--- START ---
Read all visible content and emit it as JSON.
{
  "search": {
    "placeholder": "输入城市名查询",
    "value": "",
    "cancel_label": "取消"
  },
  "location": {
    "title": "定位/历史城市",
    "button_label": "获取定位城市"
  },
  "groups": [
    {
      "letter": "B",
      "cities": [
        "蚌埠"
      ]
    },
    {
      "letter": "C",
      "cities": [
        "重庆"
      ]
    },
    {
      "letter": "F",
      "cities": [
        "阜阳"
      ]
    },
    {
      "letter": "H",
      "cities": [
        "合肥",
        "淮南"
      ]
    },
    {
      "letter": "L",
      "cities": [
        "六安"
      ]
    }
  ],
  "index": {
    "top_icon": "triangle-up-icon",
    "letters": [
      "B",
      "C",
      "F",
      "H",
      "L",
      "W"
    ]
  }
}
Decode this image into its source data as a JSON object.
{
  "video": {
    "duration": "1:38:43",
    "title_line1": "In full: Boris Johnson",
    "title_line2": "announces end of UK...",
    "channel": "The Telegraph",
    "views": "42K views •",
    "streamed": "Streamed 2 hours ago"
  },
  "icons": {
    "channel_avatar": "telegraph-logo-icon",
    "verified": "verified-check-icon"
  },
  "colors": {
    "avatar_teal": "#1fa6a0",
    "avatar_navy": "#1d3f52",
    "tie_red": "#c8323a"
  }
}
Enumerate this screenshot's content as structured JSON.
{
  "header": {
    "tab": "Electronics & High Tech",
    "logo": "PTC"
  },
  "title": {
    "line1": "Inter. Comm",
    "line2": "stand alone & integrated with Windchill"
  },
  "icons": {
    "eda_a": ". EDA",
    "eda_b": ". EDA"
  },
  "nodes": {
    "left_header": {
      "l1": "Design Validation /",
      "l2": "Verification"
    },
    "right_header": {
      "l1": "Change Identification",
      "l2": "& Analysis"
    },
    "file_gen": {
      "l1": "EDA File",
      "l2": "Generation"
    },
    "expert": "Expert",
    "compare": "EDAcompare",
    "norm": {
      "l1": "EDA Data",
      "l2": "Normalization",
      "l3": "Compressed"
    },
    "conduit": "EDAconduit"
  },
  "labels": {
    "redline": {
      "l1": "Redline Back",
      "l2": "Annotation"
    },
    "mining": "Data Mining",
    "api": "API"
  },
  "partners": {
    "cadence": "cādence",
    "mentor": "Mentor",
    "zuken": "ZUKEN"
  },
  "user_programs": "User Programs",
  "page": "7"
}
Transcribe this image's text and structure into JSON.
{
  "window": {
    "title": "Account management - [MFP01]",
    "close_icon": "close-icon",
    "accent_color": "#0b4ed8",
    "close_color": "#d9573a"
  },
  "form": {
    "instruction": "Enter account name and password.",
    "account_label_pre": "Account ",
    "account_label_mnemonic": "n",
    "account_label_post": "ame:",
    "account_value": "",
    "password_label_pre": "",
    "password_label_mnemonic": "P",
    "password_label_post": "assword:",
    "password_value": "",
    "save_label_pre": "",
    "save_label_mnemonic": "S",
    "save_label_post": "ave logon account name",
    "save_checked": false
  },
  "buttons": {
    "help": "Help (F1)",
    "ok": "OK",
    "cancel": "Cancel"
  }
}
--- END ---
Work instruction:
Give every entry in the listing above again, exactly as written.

Result:
Read all visible content and emit it as JSON.
{
  "search": {
    "placeholder": "输入城市名查询",
    "value": "",
    "cancel_label": "取消"
  },
  "location": {
    "title": "定位/历史城市",
    "button_label": "获取定位城市"
  },
  "groups": [
    {
      "letter": "B",
      "cities": [
        "蚌埠"
      ]
    },
    {
      "letter": "C",
      "cities": [
        "重庆"
      ]
    },
    {
      "letter": "F",
      "cities": [
        "阜阳"
      ]
    },
    {
      "letter": "H",
      "cities": [
        "合肥",
        "淮南"
      ]
    },
    {
      "letter": "L",
      "cities": [
        "六安"
      ]
    }
  ],
  "index": {
    "top_icon": "triangle-up-icon",
    "letters": [
      "B",
      "C",
      "F",
      "H",
      "L",
      "W"
    ]
  }
}
Decode this image into its source data as a JSON object.
{
  "video": {
    "duration": "1:38:43",
    "title_line1": "In full: Boris Johnson",
    "title_line2": "announces end of UK...",
    "channel": "The Telegraph",
    "views": "42K views •",
    "streamed": "Streamed 2 hours ago"
  },
  "icons": {
    "channel_avatar": "telegraph-logo-icon",
    "verified": "verified-check-icon"
  },
  "colors": {
    "avatar_teal": "#1fa6a0",
    "avatar_navy": "#1d3f52",
    "tie_red": "#c8323a"
  }
}
Enumerate this screenshot's content as structured JSON.
{
  "header": {
    "tab": "Electronics & High Tech",
    "logo": "PTC"
  },
  "title": {
    "line1": "Inter. Comm",
    "line2": "stand alone & integrated with Windchill"
  },
  "icons": {
    "eda_a": ". EDA",
    "eda_b": ". EDA"
  },
  "nodes": {
    "left_header": {
      "l1": "Design Validation /",
      "l2": "Verification"
    },
    "right_header": {
      "l1": "Change Identification",
      "l2": "& Analysis"
    },
    "file_gen": {
      "l1": "EDA File",
      "l2": "Generation"
    },
    "expert": "Expert",
    "compare": "EDAcompare",
    "norm": {
      "l1": "EDA Data",
      "l2": "Normalization",
      "l3": "Compressed"
    },
    "conduit": "EDAconduit"
  },
  "labels": {
    "redline": {
      "l1": "Redline Back",
      "l2": "Annotation"
    },
    "mining": "Data Mining",
    "api": "API"
  },
  "partners": {
    "cadence": "cādence",
    "mentor": "Mentor",
    "zuken": "ZUKEN"
  },
  "user_programs": "User Programs",
  "page": "7"
}
Transcribe this image's text and structure into JSON.
{
  "window": {
    "title": "Account management - [MFP01]",
    "close_icon": "close-icon",
    "accent_color": "#0b4ed8",
    "close_color": "#d9573a"
  },
  "form": {
    "instruction": "Enter account name and password.",
    "account_label_pre": "Account ",
    "account_label_mnemonic": "n",
    "account_label_post": "ame:",
    "account_value": "",
    "password_label_pre": "",
    "password_label_mnemonic": "P",
    "password_label_post": "assword:",
    "password_value": "",
    "save_label_pre": "",
    "save_label_mnemonic": "S",
    "save_label_post": "ave logon account name",
    "save_checked": false
  },
  "buttons": {
    "help": "Help (F1)",
    "ok": "OK",
    "cancel": "Cancel"
  }
}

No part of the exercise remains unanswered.